Presenters
Afife Basak Ok
Ankara University
Yonca Toker
Middle East Technical University
215Not all Vocational Interest Inventories Are Equal: A Multitrait–Multimethod StudyThursday Apr 193:30 PM50 MinutesRiverwalkPoster
Not all Vocational Interest Inventories Are Equal: A Multitrait–Multimethod Study
This study addressed convergent validity in measures of vocational interests via a multitrait–multimethod analysis on 4 interest inventories and 6 RIASEC traits.
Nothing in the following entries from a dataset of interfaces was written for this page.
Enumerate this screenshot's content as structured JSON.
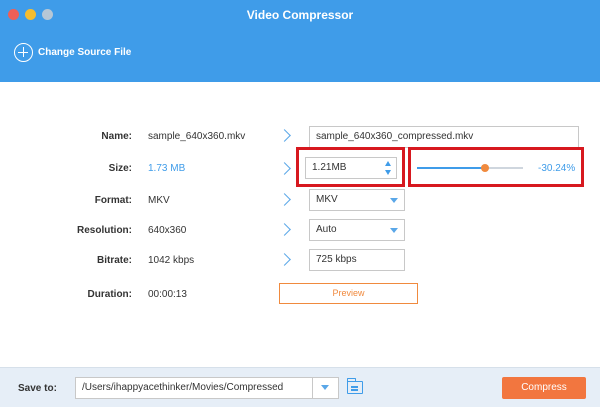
{
  "window": {
    "title": "Video Compressor"
  },
  "toolbar": {
    "change_source_label": "Change Source File"
  },
  "form": {
    "name": {
      "label": "Name:",
      "source": "sample_640x360.mkv",
      "output": "sample_640x360_compressed.mkv"
    },
    "size": {
      "label": "Size:",
      "source": "1.73 MB",
      "output": "1.21MB",
      "percent_text": "-30.24%",
      "slider_fraction": 0.64
    },
    "format": {
      "label": "Format:",
      "source": "MKV",
      "output": "MKV"
    },
    "resolution": {
      "label": "Resolution:",
      "source": "640x360",
      "output": "Auto"
    },
    "bitrate": {
      "label": "Bitrate:",
      "source": "1042 kbps",
      "output": "725 kbps"
    },
    "duration": {
      "label": "Duration:",
      "source": "00:00:13"
    }
  },
  "buttons": {
    "preview": "Preview",
    "compress": "Compress"
  },
  "bottom": {
    "save_to_label": "Save to:",
    "save_path": "/Users/ihappyacethinker/Movies/Compressed"
  },
  "colors": {
    "accent": "#3f9ce9",
    "orange": "#f2763f",
    "highlight": "#d7181f"
  },
  "icons": {
    "add": "plus-circle-icon",
    "folder": "folder-icon",
    "arrow": "chevron-right-icon"
  }
}
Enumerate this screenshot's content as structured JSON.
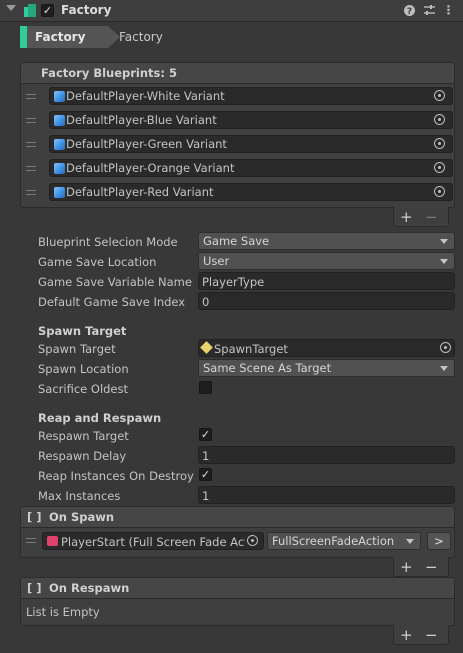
{
  "header": {
    "title": "Factory",
    "enabled": true
  },
  "breadcrumb": {
    "active": "Factory",
    "next": "Factory"
  },
  "blueprints": {
    "title": "Factory Blueprints: 5",
    "items": [
      "DefaultPlayer-White Variant",
      "DefaultPlayer-Blue Variant",
      "DefaultPlayer-Green Variant",
      "DefaultPlayer-Orange Variant",
      "DefaultPlayer-Red Variant"
    ]
  },
  "fields": {
    "blueprint_mode": {
      "label": "Blueprint Selecion Mode",
      "value": "Game Save"
    },
    "game_save_location": {
      "label": "Game Save Location",
      "value": "User"
    },
    "game_save_variable": {
      "label": "Game Save Variable Name",
      "value": "PlayerType"
    },
    "default_index": {
      "label": "Default Game Save Index",
      "value": "0"
    }
  },
  "spawn": {
    "section": "Spawn Target",
    "target": {
      "label": "Spawn Target",
      "value": "SpawnTarget"
    },
    "location": {
      "label": "Spawn Location",
      "value": "Same Scene As Target"
    },
    "sacrifice": {
      "label": "Sacrifice Oldest",
      "checked": false
    }
  },
  "reap": {
    "section": "Reap and Respawn",
    "respawn_target": {
      "label": "Respawn Target",
      "checked": true
    },
    "respawn_delay": {
      "label": "Respawn Delay",
      "value": "1"
    },
    "reap_on_destroy": {
      "label": "Reap Instances On Destroy",
      "checked": true
    },
    "max_instances": {
      "label": "Max Instances",
      "value": "1"
    }
  },
  "on_spawn": {
    "title": "On Spawn",
    "object": "PlayerStart (Full Screen Fade Act",
    "method": "FullScreenFadeAction",
    "go": ">"
  },
  "on_respawn": {
    "title": "On Respawn",
    "empty": "List is Empty"
  },
  "colors": {
    "accent": "#2fcd9c",
    "background": "#383838"
  }
}
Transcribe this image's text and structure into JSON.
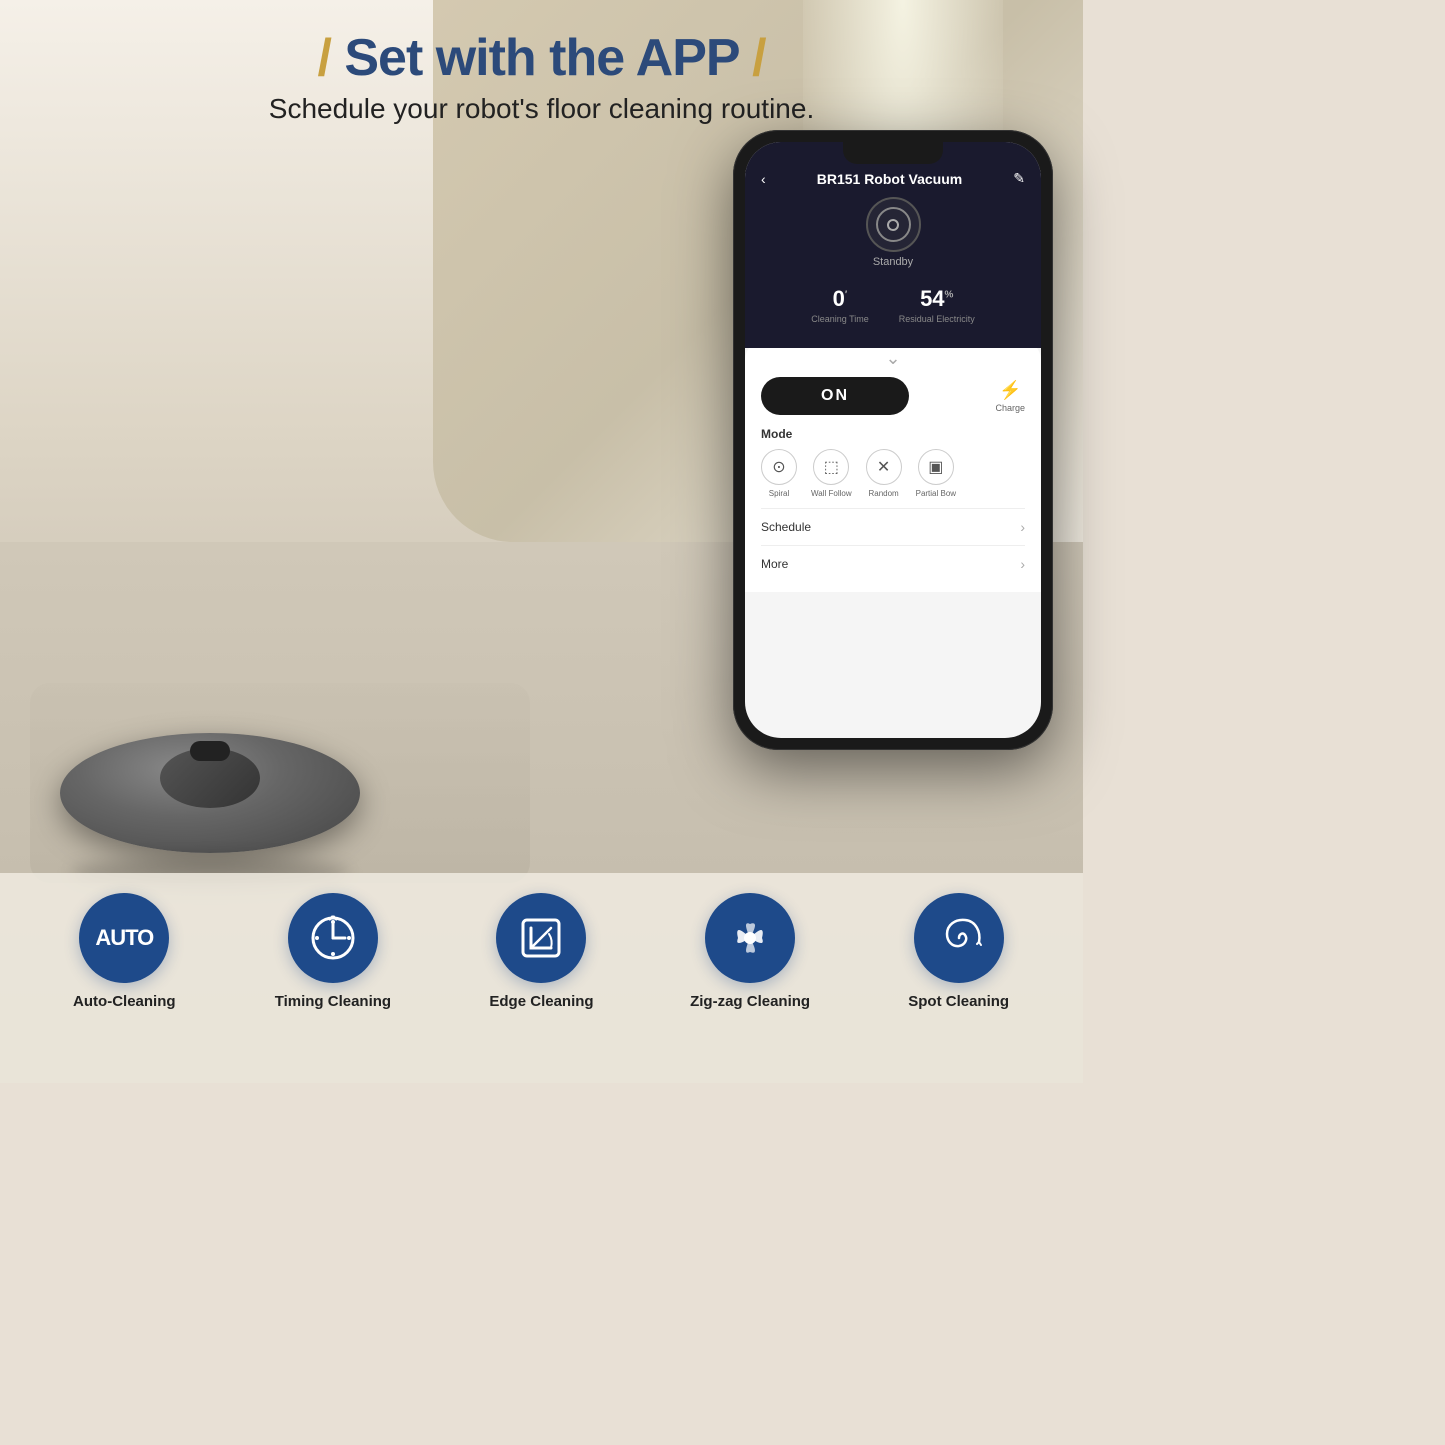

Results show fairly large trait loadings (average = .8; good convergent validity) but non-negligible method loadings (average = .4). In contrast to scale scores, high point codes exhibit lower levels of agreement (average kappa = .4).
Presenters
Wei Ming Jonathan Phan
University of Illinois, Urbana-Champaign
Kisha S. Jones
Pennsylvania State University
Mary Russell
University of Illinois Urbana-Champaign
Daniel A. Newman
University of Illinois at Urbana-Champaign
James Rounds
University of Illinois at Urbana-Champaign
Phil M Lewis
O*NET Development Center
216Beta Coefficients Don’t Impute Missing Correlations Well in Meta-Analytic ResearchThursday Apr 193:30 PM50 MinutesRiverwalkPoster
Beta Coefficients Don’t Impute Missing Correlations Well in Meta-Analytic Research
Peterson and Brown (2005) suggested that researchers could use standardized regression weights (i.e., beta coefficients) to impute missing zero-order correlations in meta-analyses. This study demonstrates with actual meta-analytic data that betas do not impute zero-order correlations very well. Researchers should refrain from using beta estimation procedures in meta-analysis.
Presenters
Philip L. Roth
Clemson University
Huy Le
University of Texas at San Antonio
In-Sue Oh
Temple University
Chad H. Van Iddekinge
Florida State University
Philip Bobko
Gettysburg College
217Effects of Religion and Spirituality on Career Calling PerceptionsThursday Apr 193:30 PM50 MinutesRiverwalkPoster
Effects of Religion and Spirituality on Career Calling Perceptions
This poster examined how individual differences in religiosity and spirituality relate to career calling perceptions and downstream criteria. Contradicting previous research, results show that nondenominational spirituality is a stronger predictor of callings than denominational religiosity. Spirituality had indirect effects on vocational outcomes via the presence of, and search for, a calling.
Presenters
Shivani Shah
The Graduate Center & Baruch College, CUNY
Jason Dahling
The College of New Jersey
Mindi N. Thompson
University of Wisconsin-Madison
Katharine Hansel
The College of New Jersey